● WORK TASK:
A word-for-word copy of the records that follow is needed, with every picture omitted.
┄┄┄┄┄┄
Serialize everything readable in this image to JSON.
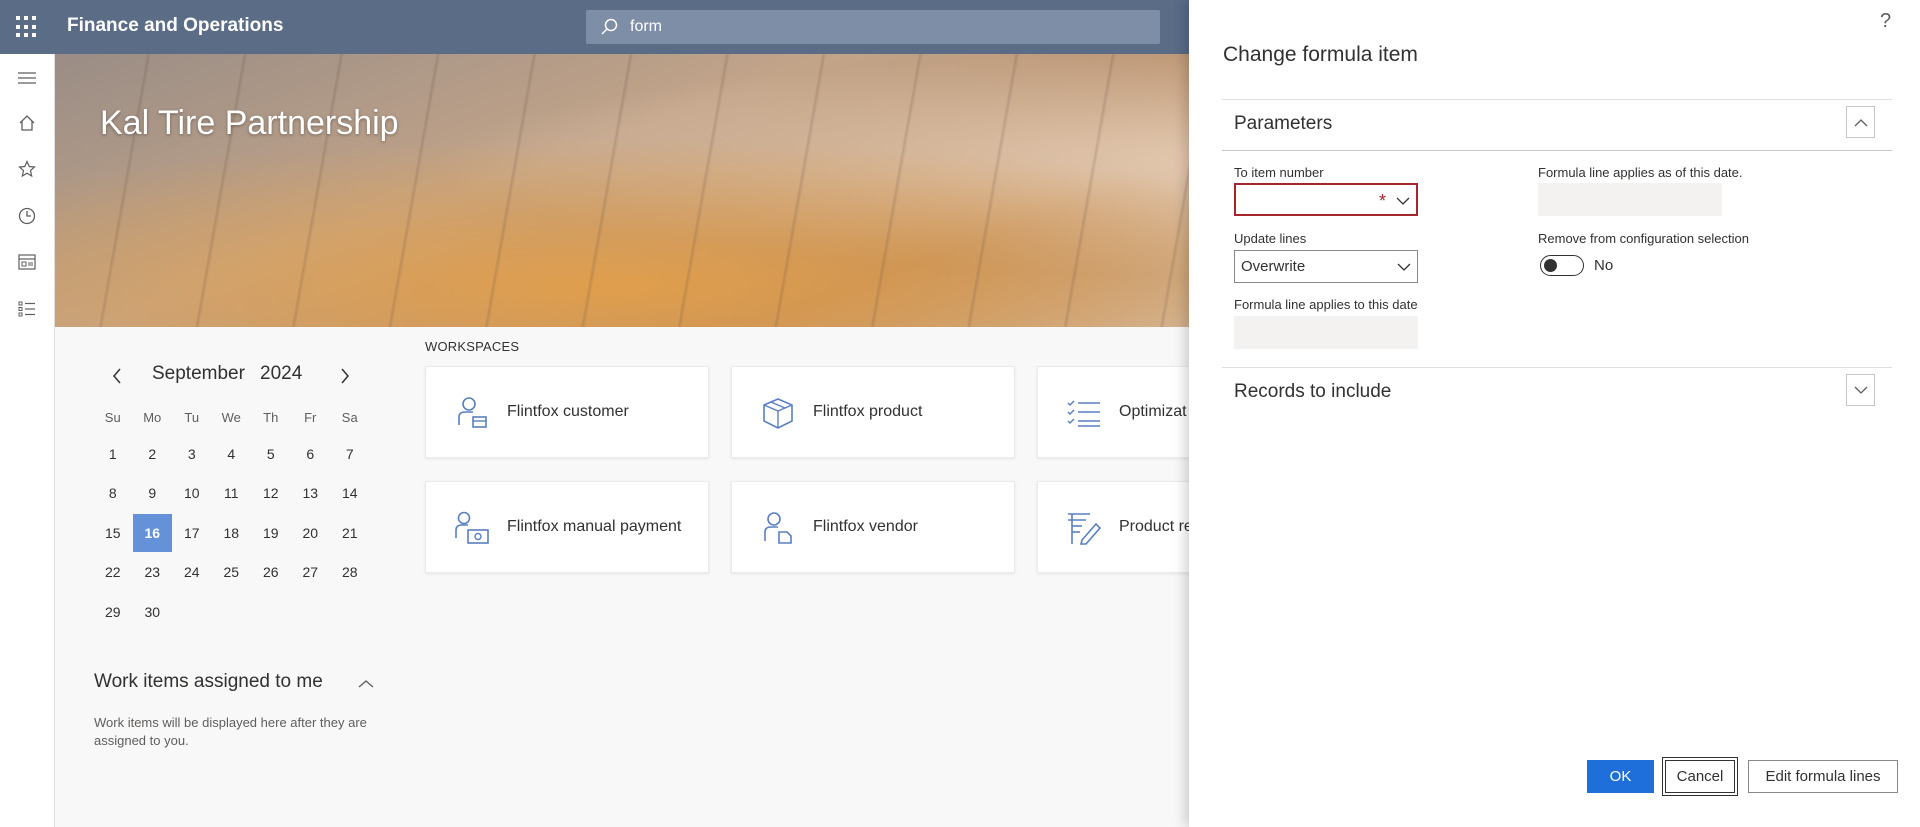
{
  "header": {
    "app_title": "Finance and Operations",
    "search_value": "form",
    "bar_color": "#5a6c86"
  },
  "leftnav": {
    "icons": [
      "hamburger-icon",
      "home-icon",
      "star-icon",
      "clock-icon",
      "workspace-icon",
      "list-icon"
    ]
  },
  "banner": {
    "title": "Kal Tire Partnership"
  },
  "calendar": {
    "month": "September",
    "year": "2024",
    "weekdays": [
      "Su",
      "Mo",
      "Tu",
      "We",
      "Th",
      "Fr",
      "Sa"
    ],
    "weeks": [
      [
        "1",
        "2",
        "3",
        "4",
        "5",
        "6",
        "7"
      ],
      [
        "8",
        "9",
        "10",
        "11",
        "12",
        "13",
        "14"
      ],
      [
        "15",
        "16",
        "17",
        "18",
        "19",
        "20",
        "21"
      ],
      [
        "22",
        "23",
        "24",
        "25",
        "26",
        "27",
        "28"
      ],
      [
        "29",
        "30",
        "",
        "",
        "",
        "",
        ""
      ]
    ],
    "selected_day": "16",
    "selected_color": "#6491d8"
  },
  "work_items": {
    "title": "Work items assigned to me",
    "description": "Work items will be displayed here after they are assigned to you."
  },
  "workspaces": {
    "label": "WORKSPACES",
    "tiles": [
      {
        "label": "Flintfox customer",
        "icon": "customer-icon"
      },
      {
        "label": "Flintfox product",
        "icon": "product-box-icon"
      },
      {
        "label": "Optimizat",
        "icon": "checklist-icon"
      },
      {
        "label": "Flintfox manual payment",
        "icon": "payment-icon"
      },
      {
        "label": "Flintfox vendor",
        "icon": "vendor-icon"
      },
      {
        "label": "Product re discrete m",
        "icon": "product-release-icon"
      }
    ]
  },
  "dialog": {
    "title": "Change formula item",
    "help": "?",
    "parameters": {
      "title": "Parameters",
      "to_item_label": "To item number",
      "to_item_value": "",
      "required_mark": "*",
      "update_lines_label": "Update lines",
      "update_lines_value": "Overwrite",
      "applies_to_label": "Formula line applies to this date",
      "applies_to_value": "",
      "applies_from_label": "Formula line applies as of this date.",
      "applies_from_value": "",
      "remove_config_label": "Remove from configuration selection",
      "remove_config_value": "No"
    },
    "records": {
      "title": "Records to include"
    },
    "buttons": {
      "ok": "OK",
      "cancel": "Cancel",
      "edit": "Edit formula lines"
    },
    "accent_color": "#1e6fd9"
  }
}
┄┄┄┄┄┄
● EXERCISE RESULT:
Serialize everything readable in this image to JSON.
{
  "header": {
    "app_title": "Finance and Operations",
    "search_value": "form",
    "bar_color": "#5a6c86"
  },
  "leftnav": {
    "icons": [
      "hamburger-icon",
      "home-icon",
      "star-icon",
      "clock-icon",
      "workspace-icon",
      "list-icon"
    ]
  },
  "banner": {
    "title": "Kal Tire Partnership"
  },
  "calendar": {
    "month": "September",
    "year": "2024",
    "weekdays": [
      "Su",
      "Mo",
      "Tu",
      "We",
      "Th",
      "Fr",
      "Sa"
    ],
    "weeks": [
      [
        "1",
        "2",
        "3",
        "4",
        "5",
        "6",
        "7"
      ],
      [
        "8",
        "9",
        "10",
        "11",
        "12",
        "13",
        "14"
      ],
      [
        "15",
        "16",
        "17",
        "18",
        "19",
        "20",
        "21"
      ],
      [
        "22",
        "23",
        "24",
        "25",
        "26",
        "27",
        "28"
      ],
      [
        "29",
        "30",
        "",
        "",
        "",
        "",
        ""
      ]
    ],
    "selected_day": "16",
    "selected_color": "#6491d8"
  },
  "work_items": {
    "title": "Work items assigned to me",
    "description": "Work items will be displayed here after they are assigned to you."
  },
  "workspaces": {
    "label": "WORKSPACES",
    "tiles": [
      {
        "label": "Flintfox customer",
        "icon": "customer-icon"
      },
      {
        "label": "Flintfox product",
        "icon": "product-box-icon"
      },
      {
        "label": "Optimizat",
        "icon": "checklist-icon"
      },
      {
        "label": "Flintfox manual payment",
        "icon": "payment-icon"
      },
      {
        "label": "Flintfox vendor",
        "icon": "vendor-icon"
      },
      {
        "label": "Product re discrete m",
        "icon": "product-release-icon"
      }
    ]
  },
  "dialog": {
    "title": "Change formula item",
    "help": "?",
    "parameters": {
      "title": "Parameters",
      "to_item_label": "To item number",
      "to_item_value": "",
      "required_mark": "*",
      "update_lines_label": "Update lines",
      "update_lines_value": "Overwrite",
      "applies_to_label": "Formula line applies to this date",
      "applies_to_value": "",
      "applies_from_label": "Formula line applies as of this date.",
      "applies_from_value": "",
      "remove_config_label": "Remove from configuration selection",
      "remove_config_value": "No"
    },
    "records": {
      "title": "Records to include"
    },
    "buttons": {
      "ok": "OK",
      "cancel": "Cancel",
      "edit": "Edit formula lines"
    },
    "accent_color": "#1e6fd9"
  }
}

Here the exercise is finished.